◆ EXTRACTED ENTRIES ◆
== Segment start ==

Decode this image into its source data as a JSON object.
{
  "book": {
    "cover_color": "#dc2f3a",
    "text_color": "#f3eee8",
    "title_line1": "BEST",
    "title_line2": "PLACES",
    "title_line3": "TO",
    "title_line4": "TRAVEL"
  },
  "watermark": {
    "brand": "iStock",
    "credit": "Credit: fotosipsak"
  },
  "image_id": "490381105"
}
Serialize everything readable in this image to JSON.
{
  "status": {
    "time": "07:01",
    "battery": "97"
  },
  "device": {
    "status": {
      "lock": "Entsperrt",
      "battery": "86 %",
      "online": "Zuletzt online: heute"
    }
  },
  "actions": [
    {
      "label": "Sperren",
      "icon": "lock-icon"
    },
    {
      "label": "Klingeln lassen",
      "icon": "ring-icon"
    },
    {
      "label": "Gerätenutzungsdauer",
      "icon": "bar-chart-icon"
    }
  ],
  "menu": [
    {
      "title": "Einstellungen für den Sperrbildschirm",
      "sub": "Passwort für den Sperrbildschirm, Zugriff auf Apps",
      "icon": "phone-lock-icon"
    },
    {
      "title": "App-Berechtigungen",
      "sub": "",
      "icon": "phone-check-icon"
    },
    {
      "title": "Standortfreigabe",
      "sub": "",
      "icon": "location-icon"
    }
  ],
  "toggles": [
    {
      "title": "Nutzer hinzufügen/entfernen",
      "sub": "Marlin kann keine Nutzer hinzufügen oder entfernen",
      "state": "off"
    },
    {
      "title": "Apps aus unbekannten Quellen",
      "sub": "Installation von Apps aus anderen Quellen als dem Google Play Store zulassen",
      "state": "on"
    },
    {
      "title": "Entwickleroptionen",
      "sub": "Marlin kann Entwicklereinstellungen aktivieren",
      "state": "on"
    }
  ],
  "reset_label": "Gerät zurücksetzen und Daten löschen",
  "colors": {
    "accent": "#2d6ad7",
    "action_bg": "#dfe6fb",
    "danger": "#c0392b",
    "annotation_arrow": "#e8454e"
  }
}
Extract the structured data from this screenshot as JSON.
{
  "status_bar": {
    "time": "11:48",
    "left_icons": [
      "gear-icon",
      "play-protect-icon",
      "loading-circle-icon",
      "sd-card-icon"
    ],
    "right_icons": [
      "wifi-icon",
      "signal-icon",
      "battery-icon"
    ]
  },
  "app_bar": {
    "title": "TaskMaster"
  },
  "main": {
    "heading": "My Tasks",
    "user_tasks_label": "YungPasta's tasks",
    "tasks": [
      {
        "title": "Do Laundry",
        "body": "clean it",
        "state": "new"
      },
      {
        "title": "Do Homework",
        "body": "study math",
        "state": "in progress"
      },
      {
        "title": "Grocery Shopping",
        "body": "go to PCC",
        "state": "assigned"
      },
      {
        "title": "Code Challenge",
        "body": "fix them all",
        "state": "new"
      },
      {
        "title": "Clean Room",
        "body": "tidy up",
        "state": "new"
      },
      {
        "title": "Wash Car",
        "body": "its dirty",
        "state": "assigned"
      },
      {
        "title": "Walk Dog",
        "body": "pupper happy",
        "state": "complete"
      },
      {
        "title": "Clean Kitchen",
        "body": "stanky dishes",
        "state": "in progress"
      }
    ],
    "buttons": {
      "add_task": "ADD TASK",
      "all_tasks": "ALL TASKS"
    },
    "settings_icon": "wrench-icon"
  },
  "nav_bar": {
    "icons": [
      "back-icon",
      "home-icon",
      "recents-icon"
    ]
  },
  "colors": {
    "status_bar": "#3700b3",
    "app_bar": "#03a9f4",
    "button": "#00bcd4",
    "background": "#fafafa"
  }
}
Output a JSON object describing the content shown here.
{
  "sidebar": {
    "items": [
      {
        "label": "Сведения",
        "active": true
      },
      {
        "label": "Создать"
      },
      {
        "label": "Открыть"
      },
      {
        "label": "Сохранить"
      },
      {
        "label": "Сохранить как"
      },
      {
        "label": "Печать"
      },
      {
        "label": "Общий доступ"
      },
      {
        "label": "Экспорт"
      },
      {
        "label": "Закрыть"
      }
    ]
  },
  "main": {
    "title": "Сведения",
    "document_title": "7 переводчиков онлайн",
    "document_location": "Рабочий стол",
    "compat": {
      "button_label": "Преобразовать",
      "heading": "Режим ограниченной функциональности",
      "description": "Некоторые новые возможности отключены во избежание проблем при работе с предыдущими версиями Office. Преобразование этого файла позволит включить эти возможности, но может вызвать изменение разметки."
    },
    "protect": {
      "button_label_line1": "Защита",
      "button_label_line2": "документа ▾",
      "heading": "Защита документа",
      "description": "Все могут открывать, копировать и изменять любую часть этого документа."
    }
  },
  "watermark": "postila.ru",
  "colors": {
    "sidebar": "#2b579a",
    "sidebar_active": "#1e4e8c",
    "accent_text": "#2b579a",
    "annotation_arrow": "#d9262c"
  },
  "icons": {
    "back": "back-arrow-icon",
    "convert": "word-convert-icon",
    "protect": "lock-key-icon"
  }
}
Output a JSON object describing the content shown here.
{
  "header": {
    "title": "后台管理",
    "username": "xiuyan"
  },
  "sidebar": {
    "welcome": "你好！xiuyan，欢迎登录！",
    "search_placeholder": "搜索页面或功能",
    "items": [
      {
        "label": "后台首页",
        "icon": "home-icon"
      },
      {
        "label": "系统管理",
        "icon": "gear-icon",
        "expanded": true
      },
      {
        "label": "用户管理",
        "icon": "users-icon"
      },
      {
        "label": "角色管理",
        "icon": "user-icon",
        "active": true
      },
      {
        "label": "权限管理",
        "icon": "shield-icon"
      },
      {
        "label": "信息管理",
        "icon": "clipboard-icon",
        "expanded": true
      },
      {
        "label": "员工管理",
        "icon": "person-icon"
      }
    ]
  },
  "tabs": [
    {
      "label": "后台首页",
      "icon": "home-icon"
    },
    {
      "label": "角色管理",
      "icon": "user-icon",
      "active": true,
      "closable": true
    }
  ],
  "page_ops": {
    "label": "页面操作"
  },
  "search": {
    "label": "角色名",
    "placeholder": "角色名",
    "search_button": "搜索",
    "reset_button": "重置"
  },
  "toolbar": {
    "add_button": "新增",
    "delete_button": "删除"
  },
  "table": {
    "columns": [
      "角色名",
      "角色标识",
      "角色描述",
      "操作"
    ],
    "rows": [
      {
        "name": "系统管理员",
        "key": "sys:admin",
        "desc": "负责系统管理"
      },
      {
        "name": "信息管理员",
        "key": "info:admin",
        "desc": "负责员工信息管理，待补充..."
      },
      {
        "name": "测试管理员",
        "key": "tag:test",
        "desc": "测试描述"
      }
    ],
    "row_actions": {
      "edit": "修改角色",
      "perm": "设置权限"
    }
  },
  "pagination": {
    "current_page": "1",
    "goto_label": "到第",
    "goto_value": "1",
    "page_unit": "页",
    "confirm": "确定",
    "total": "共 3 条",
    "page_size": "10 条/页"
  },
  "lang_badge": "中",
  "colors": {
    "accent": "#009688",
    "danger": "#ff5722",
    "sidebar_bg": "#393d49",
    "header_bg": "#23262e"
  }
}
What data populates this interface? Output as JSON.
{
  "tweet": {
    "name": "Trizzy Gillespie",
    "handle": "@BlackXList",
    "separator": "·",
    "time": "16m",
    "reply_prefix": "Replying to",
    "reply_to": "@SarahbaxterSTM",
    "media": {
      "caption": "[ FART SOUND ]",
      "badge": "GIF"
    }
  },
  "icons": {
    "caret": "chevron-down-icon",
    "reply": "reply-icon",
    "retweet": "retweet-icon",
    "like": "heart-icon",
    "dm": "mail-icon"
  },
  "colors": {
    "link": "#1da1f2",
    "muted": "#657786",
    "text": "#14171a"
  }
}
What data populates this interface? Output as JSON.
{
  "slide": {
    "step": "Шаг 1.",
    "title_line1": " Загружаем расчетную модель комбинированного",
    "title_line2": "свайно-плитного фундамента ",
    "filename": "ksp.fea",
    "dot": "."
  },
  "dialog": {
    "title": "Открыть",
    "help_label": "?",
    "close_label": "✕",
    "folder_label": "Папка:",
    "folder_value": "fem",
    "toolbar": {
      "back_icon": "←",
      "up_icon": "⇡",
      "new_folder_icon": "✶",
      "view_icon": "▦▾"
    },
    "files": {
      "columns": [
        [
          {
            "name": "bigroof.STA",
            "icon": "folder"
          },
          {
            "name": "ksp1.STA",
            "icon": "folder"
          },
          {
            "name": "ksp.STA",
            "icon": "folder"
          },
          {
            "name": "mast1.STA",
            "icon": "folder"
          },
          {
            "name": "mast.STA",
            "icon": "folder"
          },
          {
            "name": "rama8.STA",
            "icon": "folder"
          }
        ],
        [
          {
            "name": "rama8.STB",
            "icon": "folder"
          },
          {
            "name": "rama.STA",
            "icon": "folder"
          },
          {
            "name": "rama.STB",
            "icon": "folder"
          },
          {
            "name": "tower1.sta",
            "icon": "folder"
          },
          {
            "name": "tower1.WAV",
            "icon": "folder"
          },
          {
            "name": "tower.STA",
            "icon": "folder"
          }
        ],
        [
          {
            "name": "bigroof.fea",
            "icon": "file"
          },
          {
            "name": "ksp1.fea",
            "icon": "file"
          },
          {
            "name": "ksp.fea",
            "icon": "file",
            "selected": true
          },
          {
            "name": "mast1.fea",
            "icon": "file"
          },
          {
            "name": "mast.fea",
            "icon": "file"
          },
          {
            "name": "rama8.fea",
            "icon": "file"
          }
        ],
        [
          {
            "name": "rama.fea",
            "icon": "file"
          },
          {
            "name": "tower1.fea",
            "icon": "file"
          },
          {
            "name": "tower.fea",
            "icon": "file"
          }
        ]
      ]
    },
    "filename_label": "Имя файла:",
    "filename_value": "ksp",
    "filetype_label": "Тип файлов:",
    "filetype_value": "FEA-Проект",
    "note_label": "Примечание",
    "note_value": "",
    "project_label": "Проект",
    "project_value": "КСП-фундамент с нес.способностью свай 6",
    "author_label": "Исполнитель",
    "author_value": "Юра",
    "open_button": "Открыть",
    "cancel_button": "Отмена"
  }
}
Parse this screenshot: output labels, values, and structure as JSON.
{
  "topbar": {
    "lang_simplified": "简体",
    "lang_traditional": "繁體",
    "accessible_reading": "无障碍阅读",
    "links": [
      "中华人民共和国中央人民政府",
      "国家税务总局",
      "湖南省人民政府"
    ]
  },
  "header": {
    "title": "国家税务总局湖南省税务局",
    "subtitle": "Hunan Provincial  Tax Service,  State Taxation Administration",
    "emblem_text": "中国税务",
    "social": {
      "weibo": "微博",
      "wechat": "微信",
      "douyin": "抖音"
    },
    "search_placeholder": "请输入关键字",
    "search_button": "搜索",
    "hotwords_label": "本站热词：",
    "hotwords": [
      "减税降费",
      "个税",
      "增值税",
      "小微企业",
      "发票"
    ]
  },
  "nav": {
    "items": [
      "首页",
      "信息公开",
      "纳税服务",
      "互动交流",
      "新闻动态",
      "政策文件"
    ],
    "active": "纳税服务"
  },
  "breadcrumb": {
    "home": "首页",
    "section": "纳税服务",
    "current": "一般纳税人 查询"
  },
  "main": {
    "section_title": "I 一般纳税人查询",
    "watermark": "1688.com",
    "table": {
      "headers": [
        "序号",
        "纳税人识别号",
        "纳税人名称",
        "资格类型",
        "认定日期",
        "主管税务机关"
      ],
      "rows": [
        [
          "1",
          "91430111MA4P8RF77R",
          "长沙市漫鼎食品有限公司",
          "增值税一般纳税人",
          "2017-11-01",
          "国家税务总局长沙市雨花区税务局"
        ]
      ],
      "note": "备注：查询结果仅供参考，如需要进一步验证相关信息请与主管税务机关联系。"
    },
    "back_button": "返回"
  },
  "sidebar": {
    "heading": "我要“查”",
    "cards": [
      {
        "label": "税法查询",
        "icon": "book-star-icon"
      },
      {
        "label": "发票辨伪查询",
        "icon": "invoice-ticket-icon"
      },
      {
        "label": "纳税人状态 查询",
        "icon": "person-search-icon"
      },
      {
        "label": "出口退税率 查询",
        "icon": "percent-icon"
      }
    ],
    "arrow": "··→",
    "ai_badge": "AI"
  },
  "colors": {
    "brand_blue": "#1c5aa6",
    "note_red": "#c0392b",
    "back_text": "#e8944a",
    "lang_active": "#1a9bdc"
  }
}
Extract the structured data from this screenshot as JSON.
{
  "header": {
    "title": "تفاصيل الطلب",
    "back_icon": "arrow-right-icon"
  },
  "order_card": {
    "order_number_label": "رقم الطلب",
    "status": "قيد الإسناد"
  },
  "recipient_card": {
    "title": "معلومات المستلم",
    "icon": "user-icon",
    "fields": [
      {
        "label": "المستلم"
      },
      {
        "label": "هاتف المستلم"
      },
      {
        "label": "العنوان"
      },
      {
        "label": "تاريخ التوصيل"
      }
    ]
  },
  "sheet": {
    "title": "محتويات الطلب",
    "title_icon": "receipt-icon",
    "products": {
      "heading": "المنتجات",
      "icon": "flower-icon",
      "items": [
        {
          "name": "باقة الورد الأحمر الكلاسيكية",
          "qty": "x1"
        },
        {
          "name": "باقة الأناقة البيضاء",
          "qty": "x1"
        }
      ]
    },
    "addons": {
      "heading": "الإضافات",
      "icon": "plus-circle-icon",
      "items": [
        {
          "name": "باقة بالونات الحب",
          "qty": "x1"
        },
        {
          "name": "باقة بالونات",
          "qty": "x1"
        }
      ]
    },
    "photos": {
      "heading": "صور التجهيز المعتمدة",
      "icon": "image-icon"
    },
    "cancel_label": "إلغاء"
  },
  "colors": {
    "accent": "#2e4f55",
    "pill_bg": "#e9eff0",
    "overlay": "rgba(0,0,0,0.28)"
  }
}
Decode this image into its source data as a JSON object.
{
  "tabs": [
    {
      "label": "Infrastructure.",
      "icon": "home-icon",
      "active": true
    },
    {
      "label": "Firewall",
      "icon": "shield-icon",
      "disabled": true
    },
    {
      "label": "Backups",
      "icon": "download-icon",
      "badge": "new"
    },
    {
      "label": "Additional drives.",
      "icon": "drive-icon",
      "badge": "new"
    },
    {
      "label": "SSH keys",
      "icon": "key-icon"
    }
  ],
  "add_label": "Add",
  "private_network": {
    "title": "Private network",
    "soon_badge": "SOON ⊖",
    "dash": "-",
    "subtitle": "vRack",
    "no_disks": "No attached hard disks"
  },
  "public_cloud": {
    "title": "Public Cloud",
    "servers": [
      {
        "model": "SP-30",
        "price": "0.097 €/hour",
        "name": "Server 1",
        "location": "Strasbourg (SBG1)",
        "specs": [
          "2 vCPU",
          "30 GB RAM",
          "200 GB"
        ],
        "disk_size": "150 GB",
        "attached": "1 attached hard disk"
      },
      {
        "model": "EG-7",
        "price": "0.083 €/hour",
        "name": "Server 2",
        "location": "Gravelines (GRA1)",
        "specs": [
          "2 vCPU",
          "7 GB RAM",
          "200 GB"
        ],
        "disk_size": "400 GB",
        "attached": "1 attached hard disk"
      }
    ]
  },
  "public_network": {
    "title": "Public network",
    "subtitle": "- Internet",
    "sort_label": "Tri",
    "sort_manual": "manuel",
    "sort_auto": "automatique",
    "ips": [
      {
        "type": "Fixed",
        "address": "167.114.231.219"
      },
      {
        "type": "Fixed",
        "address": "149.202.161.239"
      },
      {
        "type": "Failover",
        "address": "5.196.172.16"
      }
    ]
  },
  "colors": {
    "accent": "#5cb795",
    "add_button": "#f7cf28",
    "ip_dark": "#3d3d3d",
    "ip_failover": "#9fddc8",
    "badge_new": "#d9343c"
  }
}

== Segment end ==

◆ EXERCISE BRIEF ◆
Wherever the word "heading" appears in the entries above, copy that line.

◆ YOUR SOLUTION ◆
    "heading": "My Tasks",
      "heading": "Режим ограниченной функциональности",
      "heading": "Защита документа",
    "heading": "我要“查”",
      "heading": "المنتجات",
      "heading": "الإضافات",
      "heading": "صور التجهيز المعتمدة",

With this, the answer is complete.